Testing of development products will help identify defective test cases when testers determine that "failures" result from problems with test cases themselves or the drivers that execute them, and not the software under test.
The form and content of development products affect the testing process. When developers select methods and tools, they establish constraints on the testing process. The testing perspective must be considered, preferably by the presence of professional testers, when development methods and tools are selected.
The form and quality of a requirements specification also affects the process. Product requirements comprise the source of test cases in system and acceptance testing. System testers should participate in the gathering and validation of the requirements in order to have a sufficient understanding of them to assess risks and testability.
Three-step approach for each type of testing performed on a project.
Analysis:The product to be tested is examined to identify any special features that must receive particular attention and to determine the test cases that should be constructed. We will present a number of analysis techniques.
Construction: In this phase the artifacts that are needed for testing are created. The test cases identified during analysis are translated into programming languages and scripting languages, or they are entered in a tool-specific language.
Execution and Evaluation: This is the most visible and often the only recognized part of the test effort; however, it is also typically the quickest part of the test effort. The test cases that were identified during analysis and then constructed are executed. The results are examined to determine whether the software passed the test suite or failed it.
The basic component of testing is a test case. Test case is a pair (input, expected result), in which input is a description of an input to the software under test and expected result is a description of the output that the software should exhibit for the associated input.
Inputs and expected results are not necessarily simple data values, such as strings or integer values, but they can be complex.
Inputs often incorporate system state information as well as user commands and data values to be processed. Expected result includes not only perceivable things, such as printed reports, audible sounds, or changes in a display screen, but changes to the software system itself.

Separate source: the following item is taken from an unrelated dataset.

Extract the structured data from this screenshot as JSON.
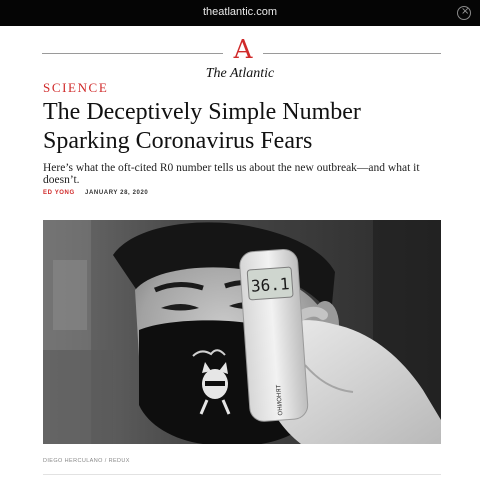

A test case execution is a running of the software that provides the inputs specified in the test case and observes the results and compares them to those specified by the test case. If the actual result varies from the expected result, then a failure has been detected and we say the software under test "fails the test case."
If the actual result is the expected result for a test case, then we say the software "passes the test case."
Test cases are organized into a test suite. Most test suites have some sort of organization based on the kinds of test cases. If software passes all the test cases in a test suite, then we say that the software "passes the test suite."
SOFTWARE TESTING AND EFFECTING FACTORS
SOFTWARE QUALITY ASSURANCE AND CONTROL
SOFTWARE QUALITY AND COST ASPECT
STABLE PROCESS OF SOFTWARE TESTING
STABLE PROCESS OF SOFTWARE TESTING PART TWO
DEFECTS IN SOFTWARE TESTING
REDUCTION OF DEFECTS IN SOFTWARE TESTING
SOFTWARE TESTING AND EFFECTING FACTORS
SCOPE OF SOFTWARE TESTING
TESTING LIFE CYCLE PART ONE
TESTING LIFE CYCLE PART TWO
TESTING LIFE CYCLE PART THREE
SOFTWARE TESTING AND CONSTRAINTS WITH IN IT